In the early 1980s, the rivalry between Billy “The Kid” McDonnen and Henry “Razor” Sharp was the biggest in boxing. They fought two fights, each winning once, but neither man could claim superiority because Razor surprisingly retired before their third fight. Thirty years later, the enemies finally get a chance to face off in the ring one last time.

That’s the plot of Grudge Match, a comedy starring Robert DeNiro and Sylvester Stallone, two actors with iconic portrayals of boxers on their filmographies. Razor lost his fortune soon after retiring and is working in a shipyard when he’s approached by promoter Dante Slate Jr. (Kevin Hart), who offers him $15,000 to provide a motion capture performance for a boxing video game. Needing the money, Razor reluctantly accepts, but is surprised when The Kid (DeNiro) also shows up to film a performance. The Kid has spent the last three decades enraged at Razor’s retirement, and it isn’t long before the two men are throwing punches in the studio. After cell phone footage of their brawl becomes a viral sensation, Dante is inspired to organize a final match between Razor and The Kid known as “Grudgement Day.”

Razor also has a personal reason for hating his rival: The Kid had an affair with Sally Rose (Kim Basinger), Razor’s girlfriend. Sally shows up at the (badly attended) press conference announcing “Grudgement Day” and tries to make amends with Razor. The Kid finally meets BJ (Jon Bernthal), the child produced from his liaison with Sally, and ultimately hires him as a trainer. Meanwhile, Razor enlists the services of his former trainer, Lightning (Alan Arkin). Lightning’s training methods include having Razor lift weights underwater and stick his hands into what may or may not be a bucket of urine.

It’s no surprise that Grudge Match works in a few parodies of Stallone’s Rocky movies. After Lightning breaks several raw eggs into a glass, Razor comments, “Fighters still do this?” Later on, Razor looks ready to pound a slab of meat when Lightning asks him, “Do you have to hit everything?” There’s also a hint of Rocky when Razor tells Sally Rose, “I’m a fighter. I was born to be a fighter.” Stallone entering the ring at his age is actually somewhat believable thanks to his success in 2006’s Rocky Balboa. However, there are no jokes about DeNiro’s Oscar-winning role as Jake LaMotta in 1980’s Raging Bull.
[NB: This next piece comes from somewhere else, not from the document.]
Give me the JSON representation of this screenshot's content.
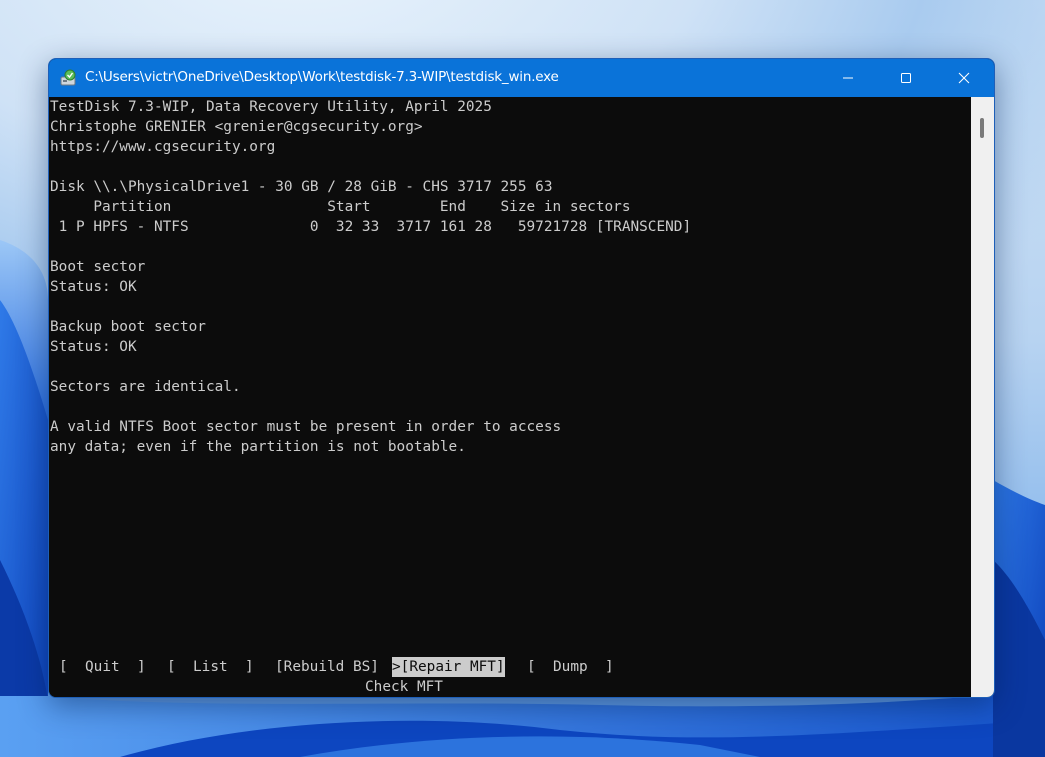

Perhaps director Peter Segal and screenwriters Tim Kelleher and Rodney Rothman felt such references would go over the head of the PG-13 audience.

Given his disastrous track record in comedic roles, Stallone wisely chooses to play the straight man here and displays the underappreciated acting talent he didn’t have much use for in last fall’s Escape Plan. He creates the more poignant fighter, and his final speech to his former love is somewhat touching. DeNiro has been criticized for putting his legendary acting talent at the service of lightweight comedies over the past 15 years, but when he’s good in comedy, as he is here, he’s very good. Basinger’s performance reminds us that in a fair world she’d be better known today for her acting ability than her battles with ex-husband Alec Baldwin. Arkin is a delight and has some of the movie’s best lines, while Hart firmly establishes himself as one of the funniest comics working today. He’ll get the chance to prove he can headline a movie when Ride Along opens later this month.

Grudge Match is not a great comedy like the original Meet the Parents or Segal’s earlier films Tommy Boy and Anger Management (easily the most underrated film of Adam Sandler’s career), but it has some good laughs. The sight of two senior citizens slugging it out in the ring could have been horrifying but is handled well, and the ending is surprisingly satisfying. Make sure not to leave when the credits start rolling, as one of the funniest scenes comes afterwards.